Unequal Assistance: How Criminal Legal Aid Varies across the European Union
By Zaza Namoradze & Marion Isobel
Since 2009, the member states of the European Union have been steadily trying to establish standard protections for the rights of people who find themselves under police investigation, or facing criminal charges. If citizens can move across the EU to live, work, and study—so the EU argues— should they not also expect to find the same level of fairness in the criminal justice system? As a result of this effort, recent EU legislation has required detainees to be given information about their rights in a language they can understand, and to be guaranteed early access to a lawyer.
Now the member states are embarking upon the interconnected but thorny question of access and eligibility to legal aid: interconnected because without legal aid, rights remain illusory for the majority of suspects who may not have the ability to pay for their own lawyer.
So to support the negotiations, due to start in early May, we have produced a set of fact sheets that show how radically different the experience of legal aid can be across nine different EU countries. Here are some of the findings:
- In Greece and Poland, legal aid only becomes available once a suspect has been charged by the police, but not during questioning and investigation.
- Hungary’s police have discretion over which legal aid lawyer to appoint, threatening the independence of legal aid, and risking corruption.
- Germany has no formal legal aid scheme (which would be paid for by the state), although everyone has the right to a court-appointed lawyer in serious cases. Anyone who is convicted is then required to pay the total costs of the case. As a result, many people take out legal insurance.
- In Italy all defendants are required to have a lawyer, and due to very low financial eligibility, only very few enjoy legal aid. Many people fall into debt to pay for their lawyer.
- The income ceiling on eligibility for legal aid can vary wildly; in Hungary, a person earning less than €1,140 per year is eligible; in Finland, partial legal aid, which might cover 25-75 percent of costs, is available for anyone earning less than €15,600.

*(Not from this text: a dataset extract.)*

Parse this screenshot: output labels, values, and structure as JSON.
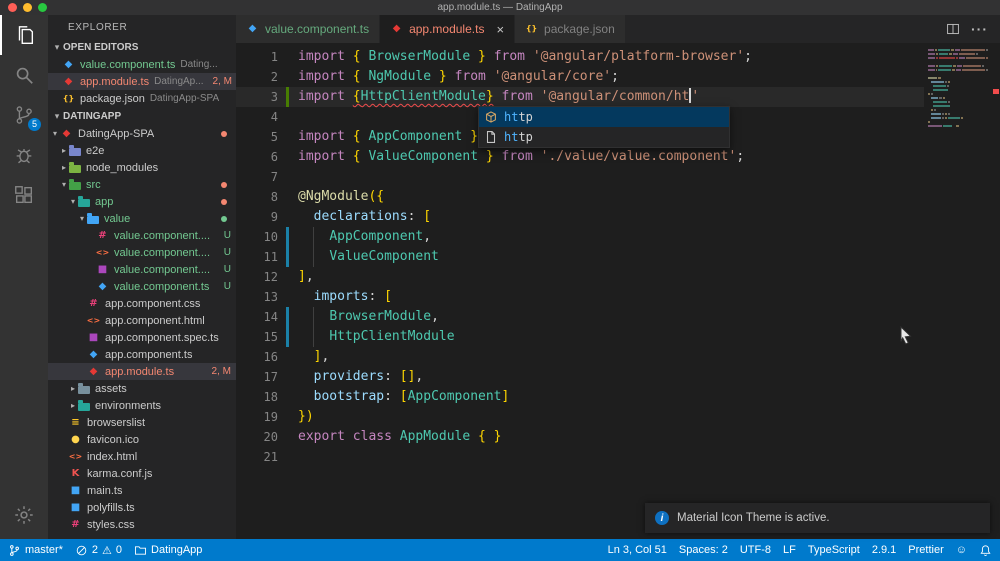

- Some governments, such as France, track national spending on legal aid. In others, including Hungary and Poland, fragmented control through local courts produces no national data.
Further, many EU countries lack the institutional mechanisms needed to take a systemic approach to publicly funded legal aid services, while in the majority of countries there is no system for quality assurance or monitoring, leaving poor defendants at risk of receiving inadequate representation.
Lawyers’ fees for legal aid or court-appointed work are unreasonably low in several EU member states which lead to poor quality of assistance.
At the Open Society Justice Initiative, we believe that an effective system of legal aid is vital to ensure that everyone, regardless of economic status, is treated fairly by the law. We also argue that an efficient legal aid system, with proper monitoring of standards, is a vital part of an effective justice system, and that failing to invest in legal aid is a false economy—leading not only to the risk of unjust convictions, but to other costs such as lengthier trials and an over-use of pretrial detention for defendants who should be freed on bail but who lack proper legal representation to ask for it.
The EU has taken important steps along the road towards reform it first laid out in 2009. But if the reforms already undertaken are to have a real impact, they need to be supplemented with a comprehensive and strong EU directive on legal aid, covering the entire criminal justice proceedings.
Zaza Namoradze, director of the Open Society Justice Initiative’s Berlin office, oversees programs on legal capacity development, legal empowerment, legal aid reform, and access to justice.
Until September 2017, Marion Isobel was a legal officer with the Open Society Justice Initiative.